◆ **DATA FOR ANALYSIS**:
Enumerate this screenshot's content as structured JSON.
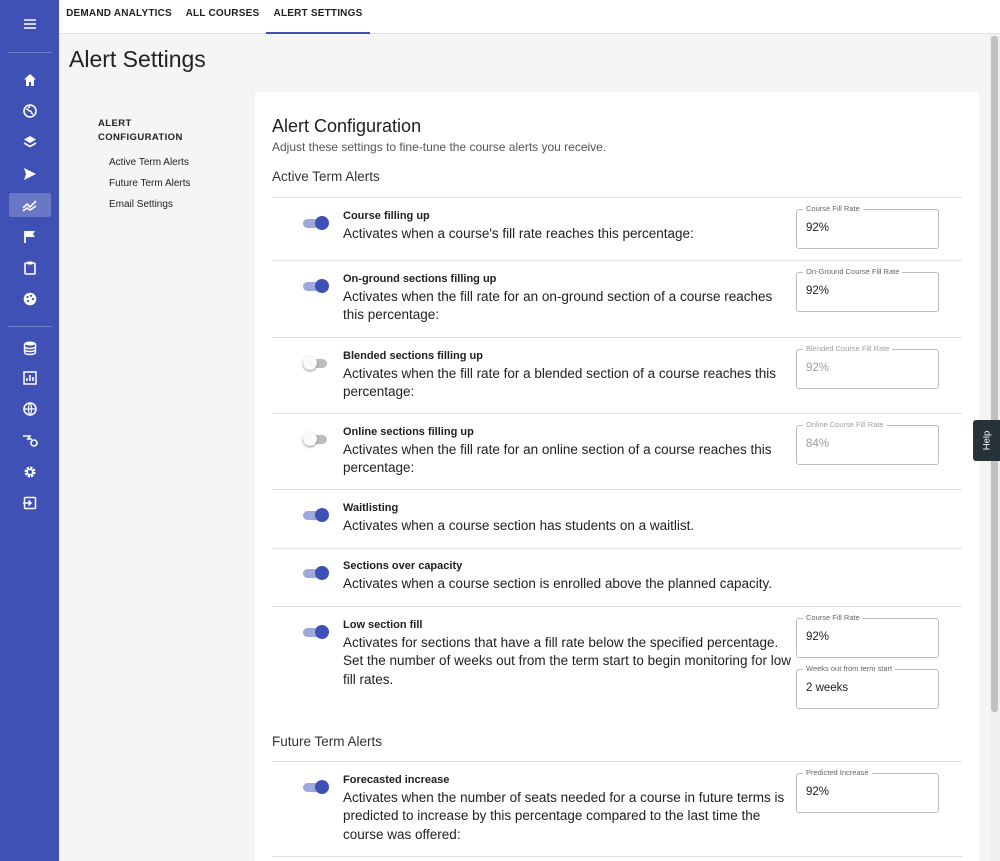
{
  "colors": {
    "primary": "#3f51b5",
    "rail_active": "rgba(255,255,255,0.22)",
    "toggle_on_track": "#9fa8da"
  },
  "rail": {
    "items": [
      {
        "icon": "menu-icon"
      },
      {
        "icon": "home-icon"
      },
      {
        "icon": "globe-icon"
      },
      {
        "icon": "layers-icon"
      },
      {
        "icon": "send-icon"
      },
      {
        "icon": "trend-icon"
      },
      {
        "icon": "flag-icon"
      },
      {
        "icon": "clipboard-icon"
      },
      {
        "icon": "palette-icon"
      },
      {
        "icon": "database-icon"
      },
      {
        "icon": "bar-chart-icon"
      },
      {
        "icon": "globe-alt-icon"
      },
      {
        "icon": "route-icon"
      },
      {
        "icon": "gear-icon"
      },
      {
        "icon": "logout-icon"
      }
    ],
    "active": "trend-icon"
  },
  "tabs": [
    "DEMAND ANALYTICS",
    "ALL COURSES",
    "ALERT SETTINGS"
  ],
  "active_tab": "ALERT SETTINGS",
  "page_title": "Alert Settings",
  "left_nav": {
    "heading": "ALERT CONFIGURATION",
    "items": [
      "Active Term Alerts",
      "Future Term Alerts",
      "Email Settings"
    ]
  },
  "card": {
    "title": "Alert Configuration",
    "subtitle": "Adjust these settings to fine-tune the course alerts you receive.",
    "active_section": "Active Term Alerts",
    "future_section": "Future Term Alerts"
  },
  "alerts": [
    {
      "name": "Course filling up",
      "enabled": true,
      "description": "Activates when a course's fill rate reaches this percentage:",
      "field_label": "Course Fill Rate",
      "field_value": "92%"
    },
    {
      "name": "On-ground sections filling up",
      "enabled": true,
      "description": "Activates when the fill rate for an on-ground section of a course reaches this percentage:",
      "field_label": "On-Ground Course Fill Rate",
      "field_value": "92%"
    },
    {
      "name": "Blended sections filling up",
      "enabled": false,
      "description": "Activates when the fill rate for a blended section of a course reaches this percentage:",
      "field_label": "Blended Course Fill Rate",
      "field_value": "92%"
    },
    {
      "name": "Online sections filling up",
      "enabled": false,
      "description": "Activates when the fill rate for an online section of a course reaches this percentage:",
      "field_label": "Online Course Fill Rate",
      "field_value": "84%"
    },
    {
      "name": "Waitlisting",
      "enabled": true,
      "description": "Activates when a course section has students on a waitlist."
    },
    {
      "name": "Sections over capacity",
      "enabled": true,
      "description": "Activates when a course section is enrolled above the planned capacity."
    },
    {
      "name": "Low section fill",
      "enabled": true,
      "description": "Activates for sections that have a fill rate below the specified percentage. Set the number of weeks out from the term start to begin monitoring for low fill rates.",
      "field_label": "Course Fill Rate",
      "field_value": "92%",
      "field2_label": "Weeks out from term start",
      "field2_value": "2 weeks"
    },
    {
      "name": "Forecasted increase",
      "enabled": true,
      "description": "Activates when the number of seats needed for a course in future terms is predicted to increase by this percentage compared to the last time the course was offered:",
      "field_label": "Predicted Increase",
      "field_value": "92%"
    }
  ],
  "help_label": "Help"
}
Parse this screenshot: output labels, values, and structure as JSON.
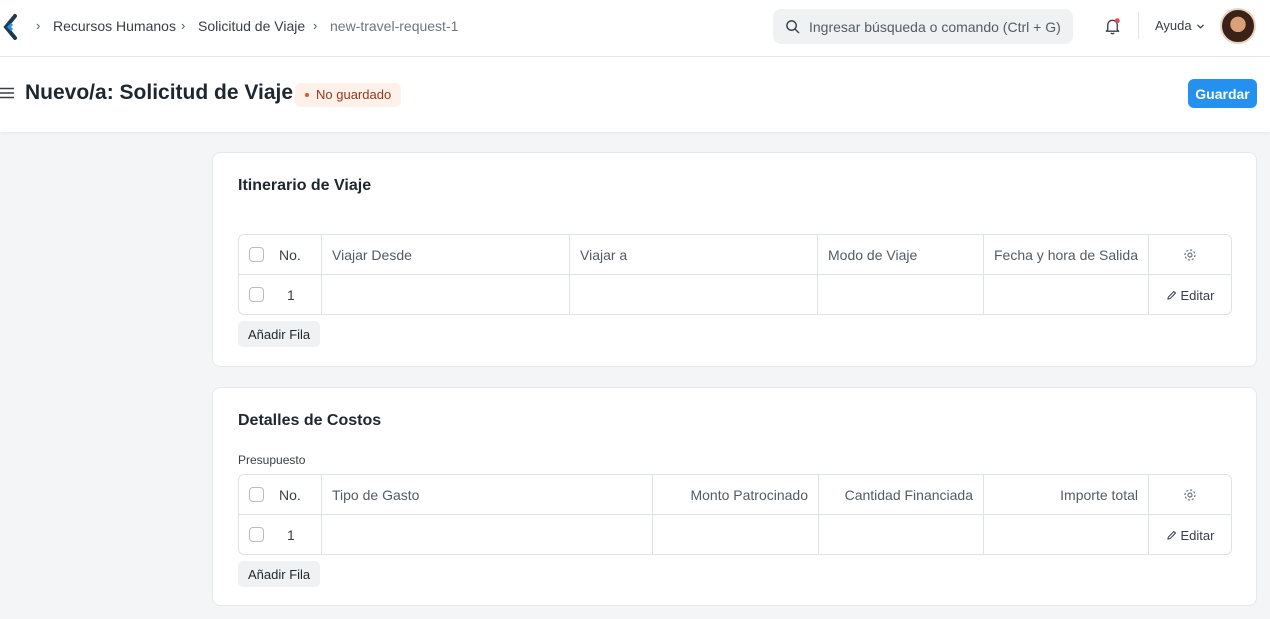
{
  "navbar": {
    "breadcrumbs": [
      "Recursos Humanos",
      "Solicitud de Viaje",
      "new-travel-request-1"
    ],
    "search_placeholder": "Ingresar búsqueda o comando (Ctrl + G)",
    "help_label": "Ayuda"
  },
  "header": {
    "title": "Nuevo/a: Solicitud de Viaje",
    "status": "No guardado",
    "save_label": "Guardar"
  },
  "itinerary": {
    "title": "Itinerario de Viaje",
    "columns": [
      "No.",
      "Viajar Desde",
      "Viajar a",
      "Modo de Viaje",
      "Fecha y hora de Salida"
    ],
    "rows": [
      {
        "no": "1",
        "edit_label": "Editar"
      }
    ],
    "add_row_label": "Añadir Fila"
  },
  "costs": {
    "title": "Detalles de Costos",
    "field_label": "Presupuesto",
    "columns": [
      "No.",
      "Tipo de Gasto",
      "Monto Patrocinado",
      "Cantidad Financiada",
      "Importe total"
    ],
    "rows": [
      {
        "no": "1",
        "edit_label": "Editar"
      }
    ],
    "add_row_label": "Añadir Fila"
  },
  "colors": {
    "primary": "#2490ef",
    "status_text": "#8d3b1c",
    "status_bg": "#fff0ea",
    "page_bg": "#f4f5f6"
  },
  "icons": [
    "app-logo",
    "breadcrumb-chevron-icon",
    "search-icon",
    "bell-icon",
    "chevron-down-icon",
    "menu-icon",
    "settings-icon",
    "edit-icon"
  ]
}
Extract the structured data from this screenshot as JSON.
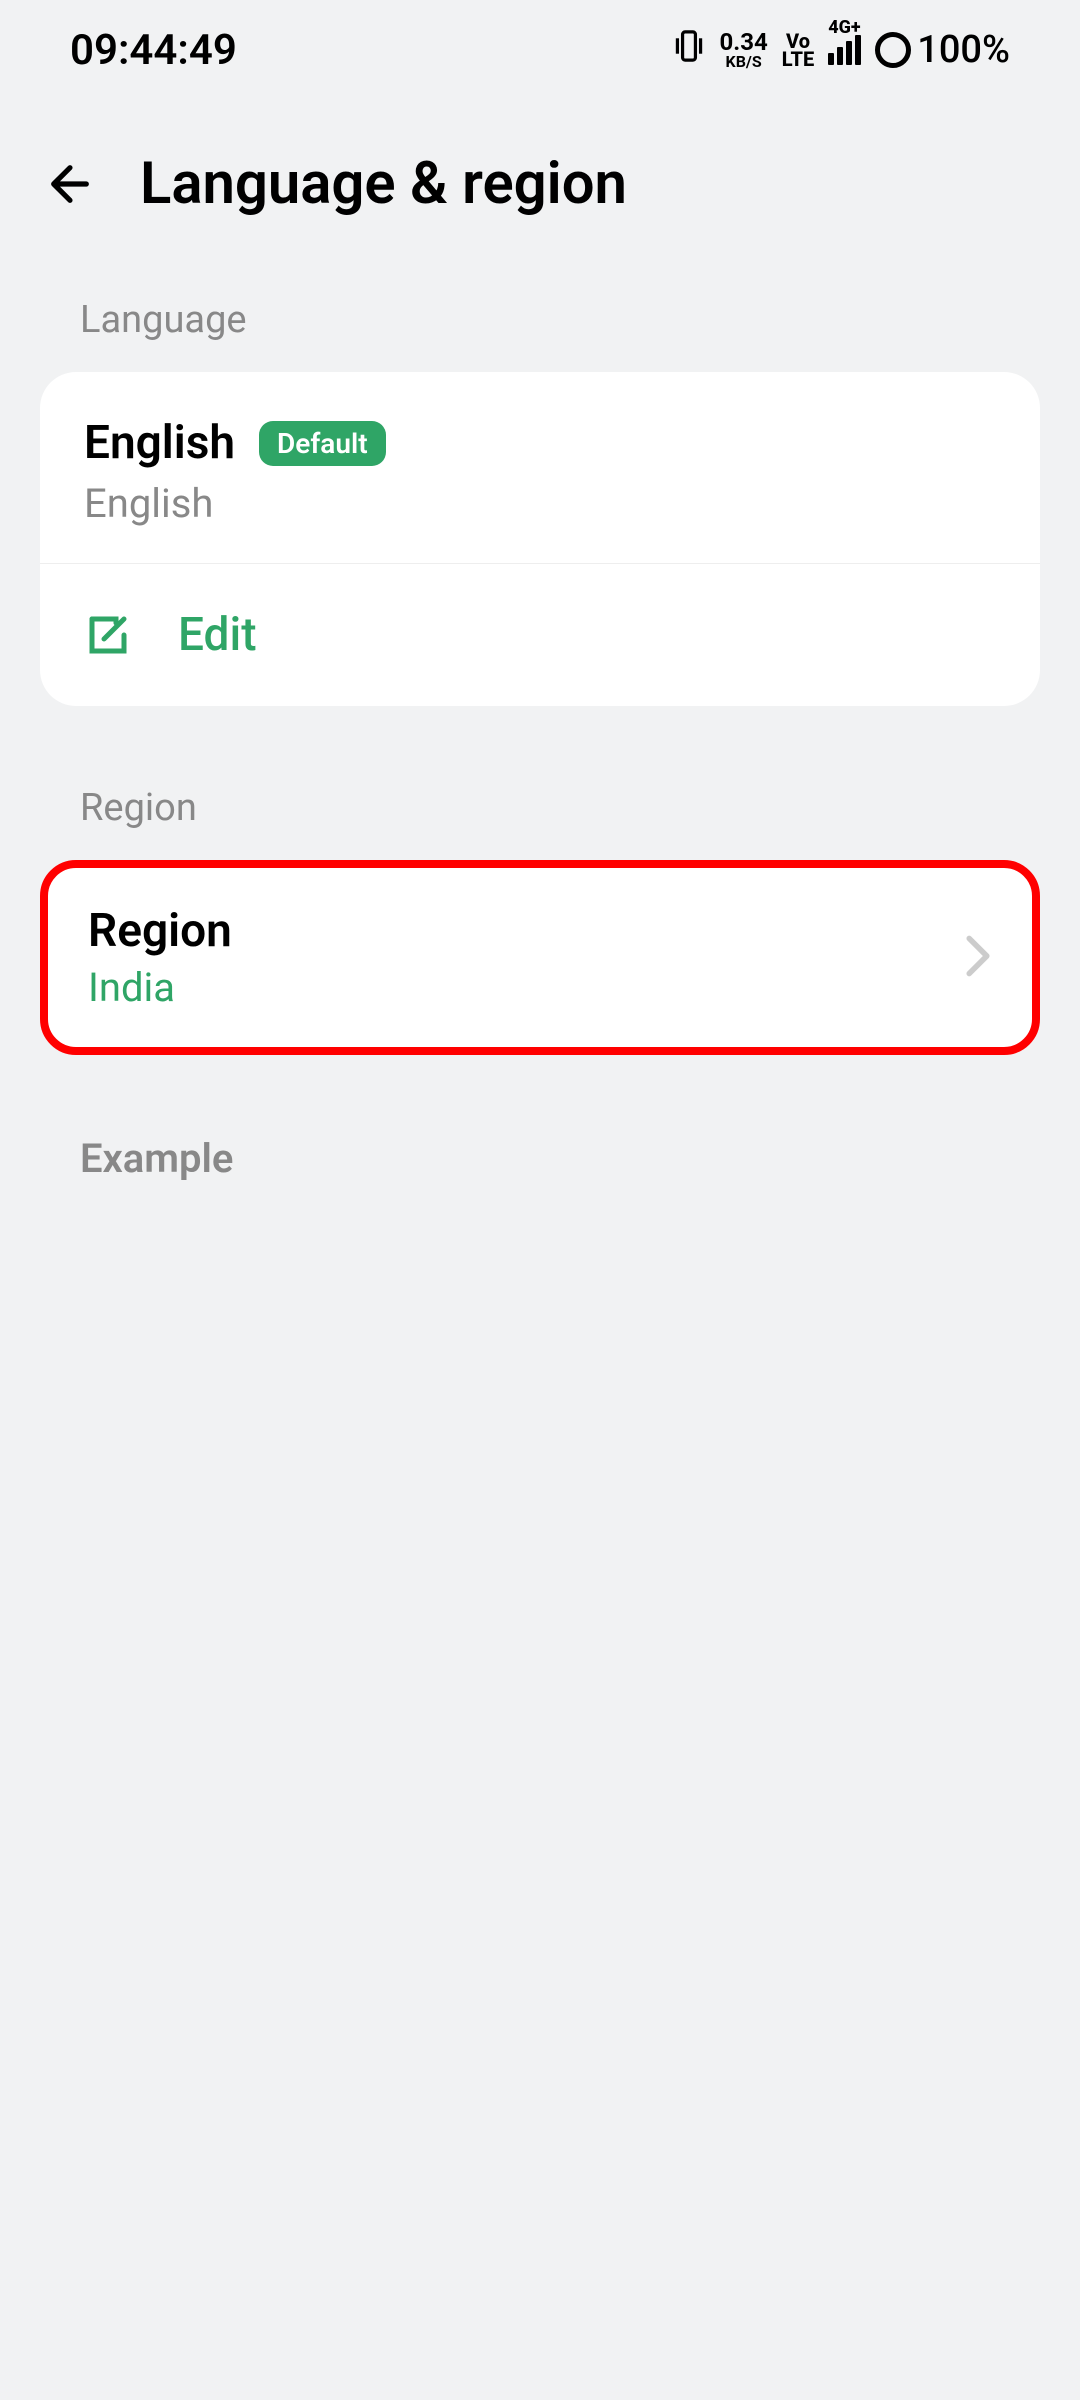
{
  "statusBar": {
    "time": "09:44:49",
    "dataRateNum": "0.34",
    "dataRateUnit": "KB/S",
    "volteTop": "Vo",
    "volteBottom": "LTE",
    "networkLabel": "4G+",
    "batteryPct": "100%"
  },
  "header": {
    "title": "Language & region"
  },
  "sections": {
    "languageLabel": "Language",
    "regionLabel": "Region",
    "exampleLabel": "Example"
  },
  "language": {
    "name": "English",
    "badge": "Default",
    "subtitle": "English",
    "editLabel": "Edit"
  },
  "region": {
    "title": "Region",
    "value": "India"
  }
}
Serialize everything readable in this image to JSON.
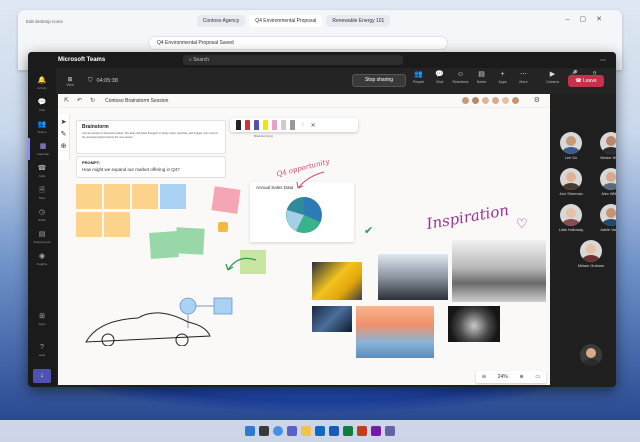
{
  "browser": {
    "corner_title": "Edit desktop Icons",
    "tabs": [
      "Contoso Agency",
      "Q4 Environmental Proposal",
      "Renewable Energy 101"
    ],
    "address": "Q4 Environmental Proposal  Saved"
  },
  "teams": {
    "app_title": "Microsoft Teams",
    "search_placeholder": "Search",
    "rail": [
      {
        "label": "Activity",
        "icon": "bell-icon",
        "glyph": "🔔"
      },
      {
        "label": "Chat",
        "icon": "chat-icon",
        "glyph": "💬"
      },
      {
        "label": "Teams",
        "icon": "teams-icon",
        "glyph": "👥"
      },
      {
        "label": "Calendar",
        "icon": "calendar-icon",
        "glyph": "▦"
      },
      {
        "label": "Calls",
        "icon": "phone-icon",
        "glyph": "☎"
      },
      {
        "label": "Files",
        "icon": "file-icon",
        "glyph": "🗎"
      },
      {
        "label": "Shifts",
        "icon": "clock-icon",
        "glyph": "◷"
      },
      {
        "label": "Assignments",
        "icon": "clipboard-icon",
        "glyph": "▤"
      },
      {
        "label": "Insights",
        "icon": "chart-icon",
        "glyph": "◉"
      },
      {
        "label": "Apps",
        "icon": "apps-icon",
        "glyph": "⊞"
      },
      {
        "label": "Help",
        "icon": "help-icon",
        "glyph": "?"
      }
    ],
    "meeting": {
      "view_label": "View",
      "timer": "04:05:38",
      "stop_sharing": "Stop sharing",
      "buttons": [
        {
          "label": "People",
          "icon": "people-icon",
          "glyph": "👥"
        },
        {
          "label": "Chat",
          "icon": "chat-icon",
          "glyph": "💬"
        },
        {
          "label": "Reactions",
          "icon": "smile-icon",
          "glyph": "☺"
        },
        {
          "label": "Notes",
          "icon": "notes-icon",
          "glyph": "▤"
        },
        {
          "label": "Apps",
          "icon": "plus-icon",
          "glyph": "+"
        },
        {
          "label": "More",
          "icon": "more-icon",
          "glyph": "⋯"
        }
      ],
      "media": [
        {
          "label": "Camera",
          "icon": "camera-icon",
          "glyph": "▶"
        },
        {
          "label": "Mic",
          "icon": "mic-icon",
          "glyph": "🎤"
        },
        {
          "label": "Share",
          "icon": "share-icon",
          "glyph": "⇧"
        }
      ],
      "leave": "Leave"
    }
  },
  "whiteboard": {
    "title": "Contoso Brainstorm Session",
    "brainstorm_title": "Brainstorm",
    "brainstorm_text": "Use the session to brainstorm ideas. The team will share thoughts on sticky notes, sketches, and images, then vote on the strongest options before the next review.",
    "prompt_label": "PROMPT:",
    "prompt_question": "How might we expand our market offering in Q4?",
    "pen_tray_label": "Brainstorming",
    "chart_title": "Annual Sales Data",
    "q4_annotation": "Q4 opportunity",
    "inspiration": "Inspiration",
    "zoom": "24%",
    "colors": {
      "accent": "#8b8cf8",
      "red_ink": "#d24a6a",
      "purple_ink": "#a0308f"
    }
  },
  "participants": [
    {
      "name": "Lee Gu",
      "skin": "#c89a7a",
      "shirt": "#3b5b8c"
    },
    {
      "name": "Nestor Wilke",
      "skin": "#b8876a",
      "shirt": "#2b2b2b"
    },
    {
      "name": "Joni Sherman",
      "skin": "#e0b394",
      "shirt": "#4a3a2e"
    },
    {
      "name": "Alex Wilber",
      "skin": "#d9a98a",
      "shirt": "#5b6b7c"
    },
    {
      "name": "Lidia Holloway",
      "skin": "#e6c1a3",
      "shirt": "#8a4a52"
    },
    {
      "name": "Adele Vance",
      "skin": "#c99373",
      "shirt": "#1f4a6a"
    },
    {
      "name": "Miriam Graham",
      "skin": "#e8bfa1",
      "shirt": "#6b3030"
    }
  ]
}
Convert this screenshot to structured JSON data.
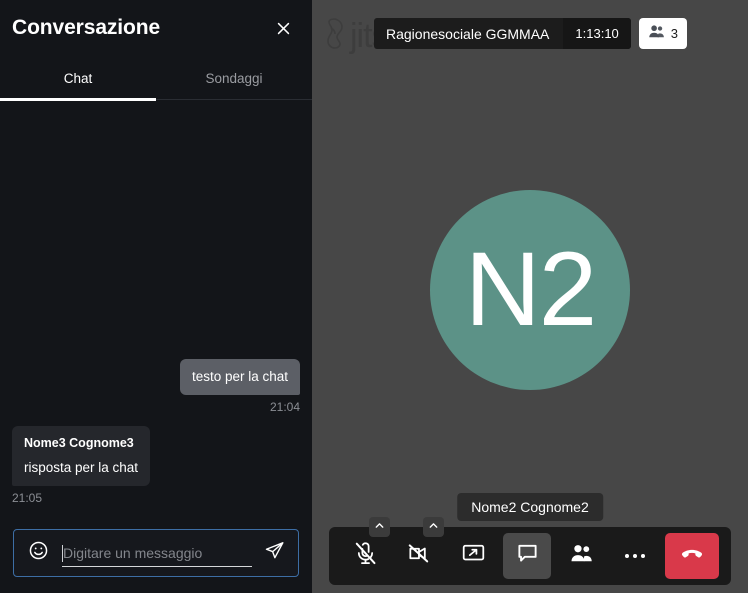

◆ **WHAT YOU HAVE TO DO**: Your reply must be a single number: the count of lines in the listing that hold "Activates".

◆ **THE ANSWER**: 8